Most of you know by now that I’m a little “different” from most folks and you will not be surprised that at 4am I was reading The Caddo Herald from 1921, followed by a few verses of the Bible, and accompanied by some very strong coffee. And by the way, that’s my usual routine in case you ever need to reach me at 4am.
What got my attention this morning was the study topic for one of the local churches: The Gospel of Play. There were some verses given about children and weddings and Jesus attending celebrations. The speakers for the morning were scheduled to discuss the value of play and whether Jesus is interested in our play. Then this title is listed:
The menace of commercialized amusement. Rex Whitt
After I stopped laughing, and cleaned up a little spilled coffee, I realized that the “menace” of 1921 was probably just as serious, and just as destructive as the menace of 2011. For although we may call it different things or describe it in different terms, the problems of our youth have always been founded on the same principle: self-indulgence. There is a time period in our lives when everything revolves around what we feel, desire, dream, experience, and demand. There is no one else in the world who is more important than US! It’s the ME, ME, and MORE ME phase. Or at least that is the way it seems during our phase of lust, greed, and self-gratification. Those of us who have been through it and hopefully outgrown most of our selfish ways, feel a responsibility to guide the next generation through the worst parts and help them avoid lasting damage from destructive “play”. But we have to proceed with caution because we have a very basic need for play and even for a little self-indulgence. Abstinence is not the answer for everything.

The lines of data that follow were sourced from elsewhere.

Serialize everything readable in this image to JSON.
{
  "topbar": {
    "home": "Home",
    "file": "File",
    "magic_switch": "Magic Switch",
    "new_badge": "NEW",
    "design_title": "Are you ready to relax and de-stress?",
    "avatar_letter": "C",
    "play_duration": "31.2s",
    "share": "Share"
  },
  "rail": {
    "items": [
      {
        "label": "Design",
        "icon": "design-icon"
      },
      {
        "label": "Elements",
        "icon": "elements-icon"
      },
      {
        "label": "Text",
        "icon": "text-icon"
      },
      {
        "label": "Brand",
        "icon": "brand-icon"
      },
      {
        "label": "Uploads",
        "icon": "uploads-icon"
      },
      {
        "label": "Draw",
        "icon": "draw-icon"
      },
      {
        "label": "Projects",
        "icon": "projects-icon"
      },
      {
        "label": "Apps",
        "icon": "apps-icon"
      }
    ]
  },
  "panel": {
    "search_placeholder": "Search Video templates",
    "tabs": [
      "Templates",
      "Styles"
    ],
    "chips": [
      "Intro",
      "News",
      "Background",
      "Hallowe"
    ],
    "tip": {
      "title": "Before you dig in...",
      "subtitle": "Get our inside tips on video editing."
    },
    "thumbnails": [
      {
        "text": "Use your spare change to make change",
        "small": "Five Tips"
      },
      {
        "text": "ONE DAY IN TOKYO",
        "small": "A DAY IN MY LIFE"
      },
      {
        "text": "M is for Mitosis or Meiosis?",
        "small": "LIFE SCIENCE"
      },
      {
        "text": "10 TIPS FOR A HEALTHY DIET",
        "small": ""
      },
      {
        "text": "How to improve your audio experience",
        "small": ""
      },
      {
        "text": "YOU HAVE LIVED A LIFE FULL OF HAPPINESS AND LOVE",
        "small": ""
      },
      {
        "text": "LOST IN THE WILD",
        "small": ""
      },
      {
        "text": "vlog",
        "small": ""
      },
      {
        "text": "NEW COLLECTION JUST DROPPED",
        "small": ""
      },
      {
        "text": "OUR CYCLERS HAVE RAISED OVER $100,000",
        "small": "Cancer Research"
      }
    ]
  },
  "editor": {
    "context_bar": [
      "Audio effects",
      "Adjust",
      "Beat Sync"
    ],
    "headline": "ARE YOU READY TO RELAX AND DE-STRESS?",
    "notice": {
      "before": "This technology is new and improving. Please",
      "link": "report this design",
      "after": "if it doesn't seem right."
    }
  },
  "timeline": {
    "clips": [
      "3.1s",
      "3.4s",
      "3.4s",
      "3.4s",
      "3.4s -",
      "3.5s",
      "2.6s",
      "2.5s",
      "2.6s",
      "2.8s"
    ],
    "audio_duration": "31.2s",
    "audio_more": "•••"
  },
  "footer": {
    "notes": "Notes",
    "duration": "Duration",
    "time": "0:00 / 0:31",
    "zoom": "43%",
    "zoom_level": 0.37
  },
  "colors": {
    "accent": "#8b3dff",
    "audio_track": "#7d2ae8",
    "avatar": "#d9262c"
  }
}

I would love to have heard Mr. Whitt speak of “commercialized amusement”. And wouldn’t you love to see his reaction to some of our current activities? Oh my! I know some of the amusements of the twenties involved alcohol, sex, fast cars, violence, and gambling. The tried-and-true troubles have always been preferred by a few members of each generation. I’m not sure what would have been considered “commercialized”. However, I do know from reading the papers that some adults in Caddo recognized the need for young people to be entertained and amused. They offered a lot of social activities, school clubs, community organizations, games, and sports to keep them busy and out of trouble. That is the way it should be…not an avoidance of play, but lots of opportunities for acceptable amusement.

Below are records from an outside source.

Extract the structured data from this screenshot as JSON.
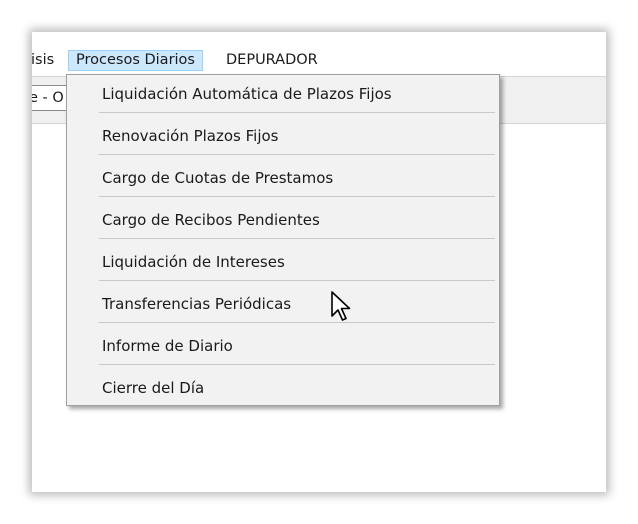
{
  "menubar": {
    "items": [
      {
        "label": "isis"
      },
      {
        "label": "Procesos Diarios"
      },
      {
        "label": "DEPURADOR"
      }
    ]
  },
  "toolbar": {
    "combo_text": "e - O"
  },
  "dropdown": {
    "items": [
      {
        "label": "Liquidación Automática de Plazos Fijos"
      },
      {
        "label": "Renovación Plazos Fijos"
      },
      {
        "label": "Cargo de Cuotas de Prestamos"
      },
      {
        "label": "Cargo de Recibos Pendientes"
      },
      {
        "label": "Liquidación de Intereses"
      },
      {
        "label": "Transferencias Periódicas"
      },
      {
        "label": "Informe de Diario"
      },
      {
        "label": "Cierre del Día"
      }
    ]
  },
  "colors": {
    "menu_highlight": "#cce8ff",
    "menu_highlight_border": "#99d1ff",
    "dropdown_bg": "#f2f2f2"
  },
  "cursor": {
    "icon": "arrow-pointer-icon"
  }
}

As you moan and groan with me about the gadgets and devices and expensive toys requested by the children and tweens and teens on your holiday list this year, remember that the pressures of advertisement and commercialism and peers and self-indulgence have long been a part of growing up. It won’t hurt to spoil our children with a little “commercialized amusement” if we also help them balance their lives with other activities and we continue to guide them away from the things that cause lasting damage.
Yes, I think Jesus does care about our play…it’s an important part of who we are.